In most other cases the free software is put out there by commercial software enterprises. This freeware is usually a somewhat stripped down version of their commercial product. They make their money from people who try the free product, like it, but decide that the commercial version has enough extra features to be worth buying. So in one sense the free version serves as a trial before paying for the full version. In other words the company is offering you a free lunch, while hoping you'll choose to stay and pay for dinner. But in many cases you may decide the freeware is all you need. A close reading of the comparisons on the vendor's web site may show that the added features in the full version are not anything you particularly need. And it may even be, if you're not interested in managing lots of features, that the full version will be less to your liking than the freebie.
You also wanted to know whether the free products can really be as good as the commercial ones. As I've already indicated, there are good, bad and indifferent products in both camps. Whether or not you pay for it really is not the main issue. It is probably true, though, that you will get more features in a major commercial program. However, this can be a negative as much as a positive, as the big commercial companies have to keep adding new bells and whistles to their products to keep the new sales rolling. This leads to feature creep, which means software gets more and more complex, while not necessarily getting any better. Depending on what you're looking for, a major, feature-rich application may or may not meet your requirements.
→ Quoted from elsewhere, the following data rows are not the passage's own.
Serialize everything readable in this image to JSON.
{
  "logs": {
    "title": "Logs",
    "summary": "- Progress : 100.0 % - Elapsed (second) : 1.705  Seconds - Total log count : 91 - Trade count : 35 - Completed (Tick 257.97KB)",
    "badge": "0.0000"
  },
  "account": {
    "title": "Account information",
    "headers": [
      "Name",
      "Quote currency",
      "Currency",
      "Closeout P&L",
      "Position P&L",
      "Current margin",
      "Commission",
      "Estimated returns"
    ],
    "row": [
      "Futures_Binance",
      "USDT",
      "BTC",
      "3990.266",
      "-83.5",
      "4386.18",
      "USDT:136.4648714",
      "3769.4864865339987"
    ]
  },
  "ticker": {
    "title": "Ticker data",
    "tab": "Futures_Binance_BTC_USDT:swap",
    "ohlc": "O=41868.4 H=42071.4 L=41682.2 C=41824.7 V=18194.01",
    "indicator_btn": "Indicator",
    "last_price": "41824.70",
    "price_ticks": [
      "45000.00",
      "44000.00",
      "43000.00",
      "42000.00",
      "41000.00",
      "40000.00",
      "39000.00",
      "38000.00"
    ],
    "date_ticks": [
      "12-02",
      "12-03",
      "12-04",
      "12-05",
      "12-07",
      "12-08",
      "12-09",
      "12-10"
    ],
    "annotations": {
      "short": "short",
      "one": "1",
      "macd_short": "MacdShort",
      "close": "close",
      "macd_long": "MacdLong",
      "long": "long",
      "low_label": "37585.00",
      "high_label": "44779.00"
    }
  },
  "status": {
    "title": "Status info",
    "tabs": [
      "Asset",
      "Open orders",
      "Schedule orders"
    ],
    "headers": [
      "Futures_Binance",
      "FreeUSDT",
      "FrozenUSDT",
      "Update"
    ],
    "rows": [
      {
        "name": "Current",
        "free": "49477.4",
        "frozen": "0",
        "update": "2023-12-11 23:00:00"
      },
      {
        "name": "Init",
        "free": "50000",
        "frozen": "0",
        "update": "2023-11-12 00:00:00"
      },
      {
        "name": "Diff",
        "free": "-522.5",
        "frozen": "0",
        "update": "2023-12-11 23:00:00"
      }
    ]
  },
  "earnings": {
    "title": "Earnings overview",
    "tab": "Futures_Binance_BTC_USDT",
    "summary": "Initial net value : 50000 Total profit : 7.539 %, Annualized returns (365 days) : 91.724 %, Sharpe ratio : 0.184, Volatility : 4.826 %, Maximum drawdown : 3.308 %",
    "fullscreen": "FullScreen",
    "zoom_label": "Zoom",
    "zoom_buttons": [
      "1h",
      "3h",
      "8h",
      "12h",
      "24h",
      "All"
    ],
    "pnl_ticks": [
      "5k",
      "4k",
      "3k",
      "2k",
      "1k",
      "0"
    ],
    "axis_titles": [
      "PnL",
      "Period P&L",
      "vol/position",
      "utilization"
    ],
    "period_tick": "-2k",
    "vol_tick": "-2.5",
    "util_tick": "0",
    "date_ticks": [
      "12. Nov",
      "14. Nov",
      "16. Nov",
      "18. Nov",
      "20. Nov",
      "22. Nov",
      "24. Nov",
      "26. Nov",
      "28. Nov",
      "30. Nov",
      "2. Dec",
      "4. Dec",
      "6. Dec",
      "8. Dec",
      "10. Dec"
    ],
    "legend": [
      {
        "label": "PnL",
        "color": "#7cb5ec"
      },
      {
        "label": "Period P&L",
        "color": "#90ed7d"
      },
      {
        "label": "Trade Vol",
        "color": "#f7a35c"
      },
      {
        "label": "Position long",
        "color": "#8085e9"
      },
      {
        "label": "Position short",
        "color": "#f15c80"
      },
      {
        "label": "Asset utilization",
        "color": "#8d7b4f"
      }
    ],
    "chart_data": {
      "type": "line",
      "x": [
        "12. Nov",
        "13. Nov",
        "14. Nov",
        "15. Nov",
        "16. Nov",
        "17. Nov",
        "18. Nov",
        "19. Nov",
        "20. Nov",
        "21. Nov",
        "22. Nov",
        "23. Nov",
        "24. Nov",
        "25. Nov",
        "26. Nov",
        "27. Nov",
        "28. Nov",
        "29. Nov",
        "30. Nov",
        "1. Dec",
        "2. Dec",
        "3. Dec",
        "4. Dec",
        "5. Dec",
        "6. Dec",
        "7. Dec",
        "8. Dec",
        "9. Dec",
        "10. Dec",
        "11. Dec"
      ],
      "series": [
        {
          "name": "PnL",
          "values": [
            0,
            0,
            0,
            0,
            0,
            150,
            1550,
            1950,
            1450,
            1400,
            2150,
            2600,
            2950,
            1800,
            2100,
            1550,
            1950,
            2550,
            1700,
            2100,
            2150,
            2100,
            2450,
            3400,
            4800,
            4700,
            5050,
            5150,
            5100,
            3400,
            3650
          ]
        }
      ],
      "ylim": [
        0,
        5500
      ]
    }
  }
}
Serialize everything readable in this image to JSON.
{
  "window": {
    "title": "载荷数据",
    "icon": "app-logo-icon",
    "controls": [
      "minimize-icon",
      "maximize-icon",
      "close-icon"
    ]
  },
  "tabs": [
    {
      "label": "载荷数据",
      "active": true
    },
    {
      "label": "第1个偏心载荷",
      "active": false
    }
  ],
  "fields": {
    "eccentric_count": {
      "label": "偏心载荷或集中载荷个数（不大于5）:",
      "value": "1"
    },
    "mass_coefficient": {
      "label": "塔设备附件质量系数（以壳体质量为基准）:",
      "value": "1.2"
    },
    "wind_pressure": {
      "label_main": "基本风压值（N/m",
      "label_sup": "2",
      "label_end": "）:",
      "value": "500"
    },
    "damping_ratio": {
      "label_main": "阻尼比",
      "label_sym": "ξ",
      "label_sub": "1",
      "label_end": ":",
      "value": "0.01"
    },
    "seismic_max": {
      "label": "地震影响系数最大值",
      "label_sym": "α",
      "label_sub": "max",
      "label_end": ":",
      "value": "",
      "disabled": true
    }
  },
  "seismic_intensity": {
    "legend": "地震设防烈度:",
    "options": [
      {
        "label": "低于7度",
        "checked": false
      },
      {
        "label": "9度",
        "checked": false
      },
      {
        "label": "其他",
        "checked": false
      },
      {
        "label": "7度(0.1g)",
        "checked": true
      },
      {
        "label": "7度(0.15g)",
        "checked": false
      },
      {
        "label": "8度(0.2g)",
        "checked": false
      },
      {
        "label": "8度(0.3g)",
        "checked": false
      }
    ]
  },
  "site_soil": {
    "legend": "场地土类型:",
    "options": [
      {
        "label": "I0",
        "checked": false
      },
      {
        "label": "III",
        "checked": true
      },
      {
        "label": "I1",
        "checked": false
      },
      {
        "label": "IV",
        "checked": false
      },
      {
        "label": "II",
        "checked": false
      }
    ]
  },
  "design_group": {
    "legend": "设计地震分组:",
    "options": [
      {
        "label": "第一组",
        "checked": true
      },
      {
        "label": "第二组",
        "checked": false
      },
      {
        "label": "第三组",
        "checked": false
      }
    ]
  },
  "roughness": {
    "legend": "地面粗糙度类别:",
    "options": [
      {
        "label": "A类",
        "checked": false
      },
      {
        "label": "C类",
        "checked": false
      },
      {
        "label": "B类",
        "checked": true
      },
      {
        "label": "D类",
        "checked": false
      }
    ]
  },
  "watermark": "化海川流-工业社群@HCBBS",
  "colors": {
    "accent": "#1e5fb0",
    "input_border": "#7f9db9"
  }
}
There's also the third option, between free and pay, which is the time-limited free trial. This is commercial software that you will pay for if you want to use it beyond the trial period, but that allows you to run the full-featured product for a limited time, frequently 30 days. Unfortunately the well-known big names in the security field don't seem to offer this option (at least none that I know of). I recently purchased a full internet suite from one of the big names that had received a very good review here on C-Net. In my opinion it stunk, and it's no longer on my system, but they've got my money! Instead I am currently running a free firewall, an initially free anti-spyware program that I opted to pay for the full version, and a 30 day trial on an anti-virus program that I will probably buy when the trial period expires.
As you've probably noticed, I've avoided naming specific products, as my personal preferences may be just the opposite of yours. The most specific advice I'll give, from my own sad experience, is avoid buying a product you can't test drive, unless you're absolutely sure it's the one you want. With free or free-trial software your money stays in your pocket either forever or at least until you know for sure that this is the product you want. I do think that the major players have gotten too top-heavy and complacent, and taht there are some great new products out there that just might take them down a peg or two!
One final warning, though, on free software. Don't install anything on your computer unless you have verified from reviews on reputable web sites (such as this one) that it is safe and legitimate software. Then be sure to also download it only from its official site or a reputable download service. The net abound with so-called anti-spyware and anti-virus programs that are the exact opposite and are just waiting to infect your system. That being said, I hope you'll choose to investigate the world of free security software and free software in general. Good luck!
Submitted by: jcbowen